There is a sadness that lies deep within each and every one of us—it is a hole that has been bored excessively from the sometimes spontaneous hugot we make out of everyday situations. These hugot (...or hugots?) come from our most ordinary encounters—we compare the gruesome hours of waiting in line for the MRT with waiting for the right person; we liken math equations with situations we make out of love; we reverse the meaning of disappointing times with hoping that someday, we will get the love we deserve. All these and more make up our hugot—something that we pull out from our emotional insides. While it's always entertaining and eyebrow-raising to hear someone blurt it out of nowhere, it's becoming an eminent trend in our society that it already deserves to be regarded as part of the Filipino culture.
Why do we feel so much?
Perhaps it is the countless Filipino movies that starred our favorite hugot lines. From Jolina Magdangal and Marvin Agustin's tandem in Labs Kita…Okay Lang? to hits such as One More Chance, Starting Over Again, and That Thing Called Tadhana, these movies have built up so much of what we now know as the hugot culture. They have accomplished a great deal, mainly by tugging at the Filipino heartstrings and appealing to our emotions. "Digging deep" may be all that it takes to get over heartbreak and bitter romances, and upon hearing Angelica Panganiban mourn over her character's heartbreak, or seeing John Lloyd Cruz portray a sobbing Popoy, we can't help but feel them tie-in with our personal lives.
Social media has become such a great avenue for this interaction, too. Facebook and Twitter have succeeded in carrying over this culture through the memes that pop up on our news feeds and timelines. Sometimes, all we need is to know that there are people out there going through the same letdowns we are, and outlets such as these allow for that reassurance. Some hugot are plucked out from the deepest disappointments, while others carry a certain wit that makes heartbreak seem a little less serious. Whether or not we feel that these lines are intended for us, others do find them comforting and helpful, and that could be the positivity these hugot have to offer.
Sometimes, however, hugot lose their magic, like for when they are delivered at the wrong time, or are just too forced. Often, these lines only work in situations that make attaining love seem impossible, and this can account for the AlDub phenomenon having lost its popularity. When the couple met, it seemed that the hopelessness that was once present vanished. The element of longing and impossibility has been lost, and is not as hugot-worthy as before.
There exists an inner hugot in every Filipino, regardless of whether or not we are conscious of it. Hugot may just be part of the evolution that started with banats and puns that have proven their fame at one time. Although these lines may have a good and bad side to them, it is undeniable that they have been etched deep within our society, even deeper within our respective identities.

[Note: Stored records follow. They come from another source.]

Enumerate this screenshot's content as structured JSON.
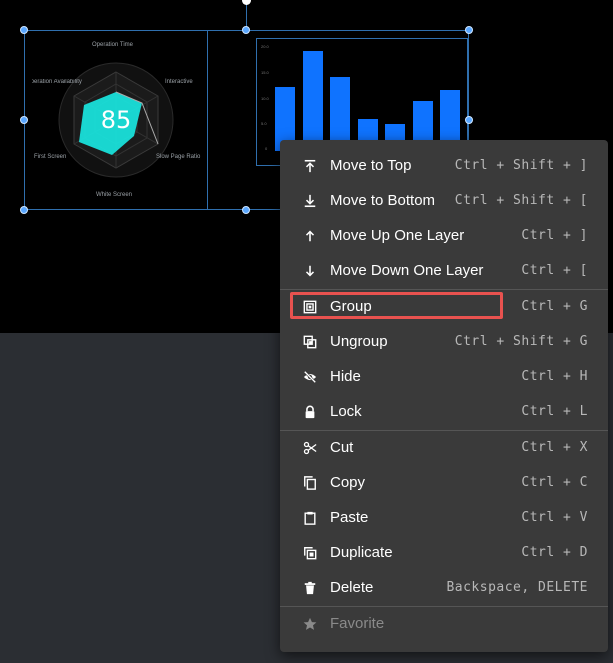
{
  "radar": {
    "score": "85",
    "labels": [
      "Operation Time",
      "Interactive",
      "Slow Page Ratio",
      "White Screen",
      "First Screen",
      "Operation Availability"
    ]
  },
  "bar_chart": {
    "y_ticks": [
      "20.0",
      "15.0",
      "10.0",
      "5.0",
      "0"
    ],
    "values": [
      0.4,
      0.62,
      0.46,
      0.2,
      0.17,
      0.31,
      0.38
    ]
  },
  "menu": {
    "items": [
      {
        "label": "Move to Top",
        "shortcut": "Ctrl + Shift + ]",
        "icon": "arrow-to-top-icon"
      },
      {
        "label": "Move to Bottom",
        "shortcut": "Ctrl + Shift + [",
        "icon": "arrow-to-bottom-icon"
      },
      {
        "label": "Move Up One Layer",
        "shortcut": "Ctrl + ]",
        "icon": "arrow-up-icon"
      },
      {
        "label": "Move Down One Layer",
        "shortcut": "Ctrl + [",
        "icon": "arrow-down-icon"
      },
      {
        "label": "Group",
        "shortcut": "Ctrl + G",
        "icon": "group-icon"
      },
      {
        "label": "Ungroup",
        "shortcut": "Ctrl + Shift + G",
        "icon": "ungroup-icon"
      },
      {
        "label": "Hide",
        "shortcut": "Ctrl + H",
        "icon": "eye-off-icon"
      },
      {
        "label": "Lock",
        "shortcut": "Ctrl + L",
        "icon": "lock-icon"
      },
      {
        "label": "Cut",
        "shortcut": "Ctrl + X",
        "icon": "scissors-icon"
      },
      {
        "label": "Copy",
        "shortcut": "Ctrl + C",
        "icon": "copy-icon"
      },
      {
        "label": "Paste",
        "shortcut": "Ctrl + V",
        "icon": "paste-icon"
      },
      {
        "label": "Duplicate",
        "shortcut": "Ctrl + D",
        "icon": "duplicate-icon"
      },
      {
        "label": "Delete",
        "shortcut": "Backspace, DELETE",
        "icon": "trash-icon"
      },
      {
        "label": "Favorite",
        "shortcut": "",
        "icon": "star-icon",
        "disabled": true
      }
    ]
  },
  "colors": {
    "accent": "#0f73ff",
    "highlight": "#e8524f",
    "menu_bg": "#3a3a3a"
  }
}
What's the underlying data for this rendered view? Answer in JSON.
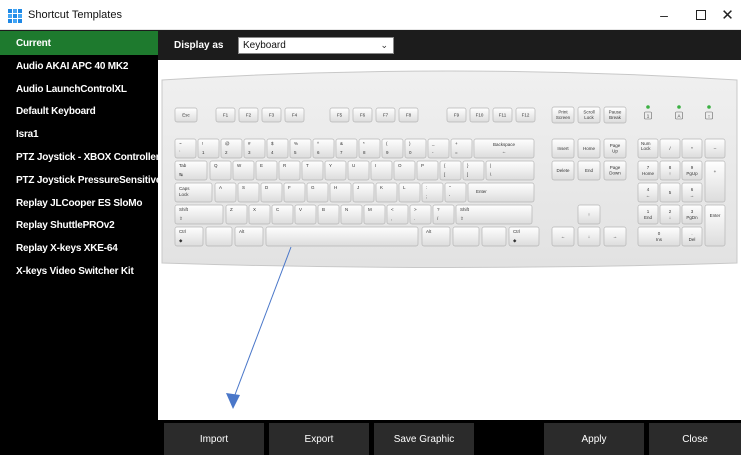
{
  "window": {
    "title": "Shortcut Templates",
    "minimize_glyph": "–",
    "close_glyph": "✕"
  },
  "sidebar": {
    "items": [
      {
        "label": "Current",
        "active": true
      },
      {
        "label": "Audio AKAI APC 40 MK2"
      },
      {
        "label": "Audio LaunchControlXL"
      },
      {
        "label": "Default Keyboard"
      },
      {
        "label": "Isra1"
      },
      {
        "label": "PTZ Joystick - XBOX Controller"
      },
      {
        "label": "PTZ Joystick PressureSensitive"
      },
      {
        "label": "Replay JLCooper ES SloMo"
      },
      {
        "label": "Replay ShuttlePROv2"
      },
      {
        "label": "Replay X-keys XKE-64"
      },
      {
        "label": "X-keys Video Switcher Kit"
      }
    ]
  },
  "header": {
    "display_as_label": "Display as",
    "display_as_value": "Keyboard"
  },
  "keyboard": {
    "esc": "Esc",
    "f1": "F1",
    "f2": "F2",
    "f3": "F3",
    "f4": "F4",
    "f5": "F5",
    "f6": "F6",
    "f7": "F7",
    "f8": "F8",
    "f9": "F9",
    "f10": "F10",
    "f11": "F11",
    "f12": "F12",
    "print_screen_1": "Print",
    "print_screen_2": "Screen",
    "scroll_lock_1": "Scroll",
    "scroll_lock_2": "Lock",
    "pause_break_1": "Pause",
    "pause_break_2": "Break",
    "indicator_1": "1",
    "indicator_a": "A",
    "indicator_scroll": "↕",
    "backspace": "Backspace",
    "tab": "Tab",
    "caps_1": "Caps",
    "caps_2": "Lock",
    "enter": "Enter",
    "shift_l": "Shift",
    "shift_r": "Shift",
    "ctrl_l": "Ctrl",
    "alt_l": "Alt",
    "alt_r": "Alt",
    "ctrl_r": "Ctrl",
    "insert": "Insert",
    "home": "Home",
    "page_up_1": "Page",
    "page_up_2": "Up",
    "delete": "Delete",
    "end": "End",
    "page_down_1": "Page",
    "page_down_2": "Down",
    "num_lock_1": "Num",
    "num_lock_2": "Lock",
    "num_div": "/",
    "num_mul": "*",
    "num_minus": "–",
    "num_plus": "+",
    "num_enter": "Enter",
    "num_0": "0",
    "num_0b": "Ins",
    "num_dot": ".",
    "num_dotb": "Del",
    "num_1": "1",
    "num_1b": "End",
    "num_2": "2",
    "num_3": "3",
    "num_3b": "PgDn",
    "num_4": "4",
    "num_5": "5",
    "num_6": "6",
    "num_7": "7",
    "num_7b": "Home",
    "num_8": "8",
    "num_9": "9",
    "num_9b": "PgUp",
    "row1_top": [
      "~",
      "!",
      "@",
      "#",
      "$",
      "%",
      "^",
      "&",
      "*",
      "(",
      ")",
      "_",
      "+"
    ],
    "row1_bot": [
      "`",
      "1",
      "2",
      "3",
      "4",
      "5",
      "6",
      "7",
      "8",
      "9",
      "0",
      "-",
      "="
    ],
    "row2": [
      "Q",
      "W",
      "E",
      "R",
      "T",
      "Y",
      "U",
      "I",
      "O",
      "P"
    ],
    "row2_top": [
      "{",
      "}",
      "|"
    ],
    "row2_bot": [
      "[",
      "]",
      "\\"
    ],
    "row3": [
      "A",
      "S",
      "D",
      "F",
      "G",
      "H",
      "J",
      "K",
      "L"
    ],
    "row3_top": [
      ":",
      "\""
    ],
    "row3_bot": [
      ";",
      "'"
    ],
    "row4": [
      "Z",
      "X",
      "C",
      "V",
      "B",
      "N",
      "M"
    ],
    "row4_top": [
      "<",
      ">",
      "?"
    ],
    "row4_bot": [
      ",",
      ".",
      "/"
    ],
    "arrows": [
      "↑",
      "←",
      "↓",
      "→"
    ]
  },
  "buttons": {
    "import": "Import",
    "export": "Export",
    "save_graphic": "Save Graphic",
    "apply": "Apply",
    "close": "Close"
  },
  "colors": {
    "active_item": "#1e7a2e",
    "indicator_led": "#3cb043",
    "annotation_arrow": "#4a77c9"
  }
}
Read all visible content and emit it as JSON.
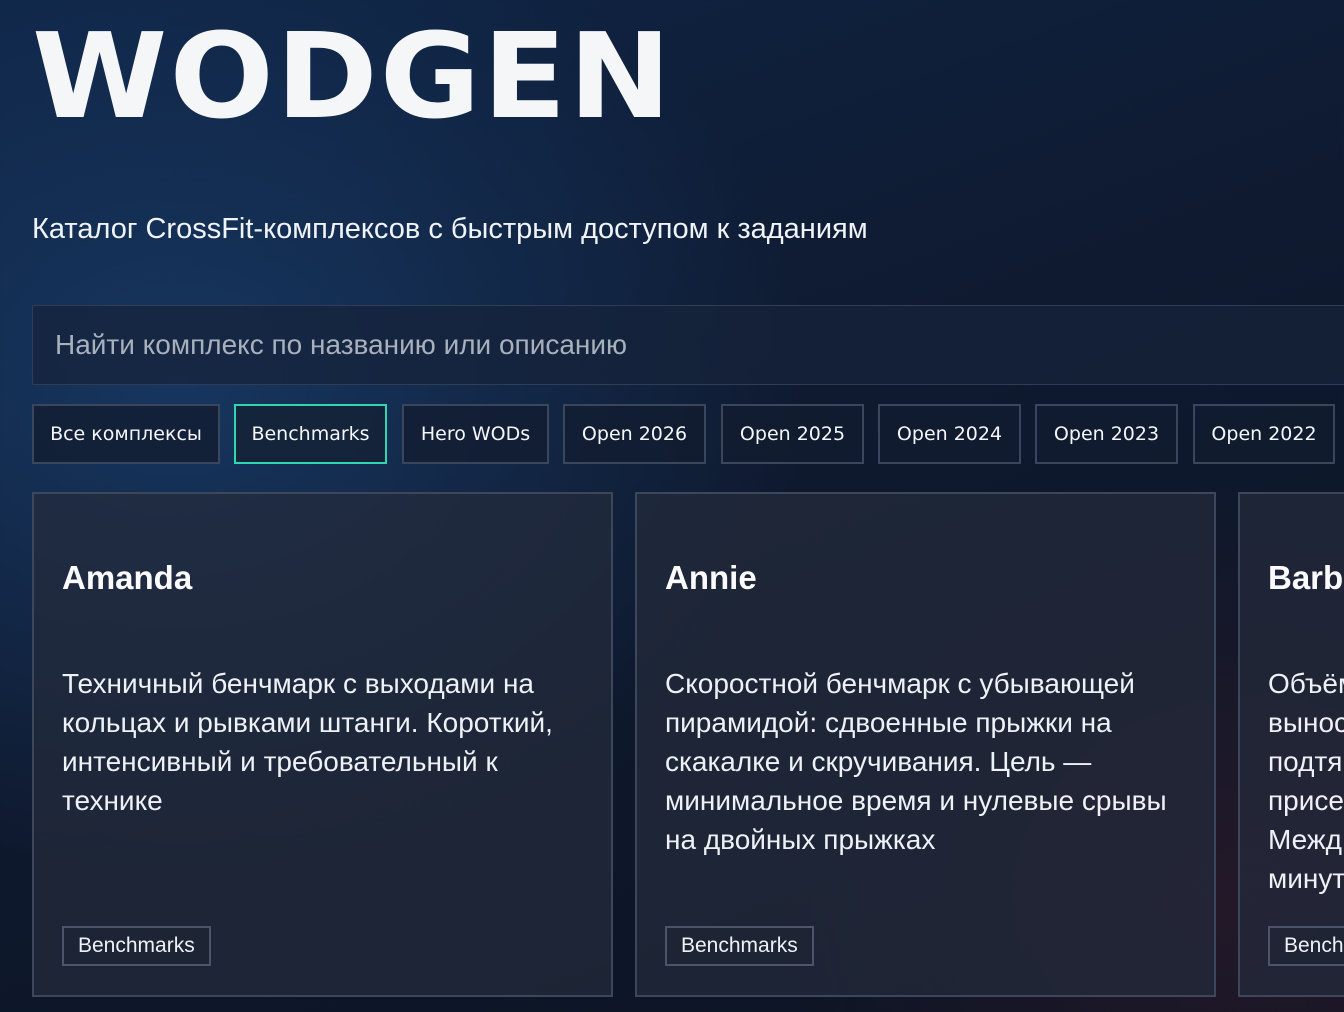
{
  "header": {
    "logo": "WODGEN",
    "subtitle": "Каталог CrossFit-комплексов с быстрым доступом к заданиям"
  },
  "search": {
    "placeholder": "Найти комплекс по названию или описанию",
    "value": ""
  },
  "filters": [
    {
      "label": "Все комплексы",
      "active": false
    },
    {
      "label": "Benchmarks",
      "active": true
    },
    {
      "label": "Hero WODs",
      "active": false
    },
    {
      "label": "Open 2026",
      "active": false
    },
    {
      "label": "Open 2025",
      "active": false
    },
    {
      "label": "Open 2024",
      "active": false
    },
    {
      "label": "Open 2023",
      "active": false
    },
    {
      "label": "Open 2022",
      "active": false
    }
  ],
  "cards": [
    {
      "title": "Amanda",
      "description": "Техничный бенчмарк с выходами на кольцах и рывками штанги. Короткий, интенсивный и требовательный к технике",
      "tag": "Benchmarks"
    },
    {
      "title": "Annie",
      "description": "Скоростной бенчмарк с убывающей пирамидой: сдвоенные прыжки на скакалке и скручивания. Цель — минимальное время и нулевые срывы на двойных прыжках",
      "tag": "Benchmarks"
    },
    {
      "title": "Barba",
      "description": "Объём выносл подтя присе Межд минут",
      "tag": "Bench"
    }
  ],
  "colors": {
    "accent": "#2fd6b0",
    "background": "#0f1a30",
    "card_border": "#3d475c"
  }
}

It's quite unpredictable how far they will go, or even if they will still be used ten years from now. But one thing's for sure, we will always feel the need to express our feelings and emotions, and hugot is just one way of making that happen.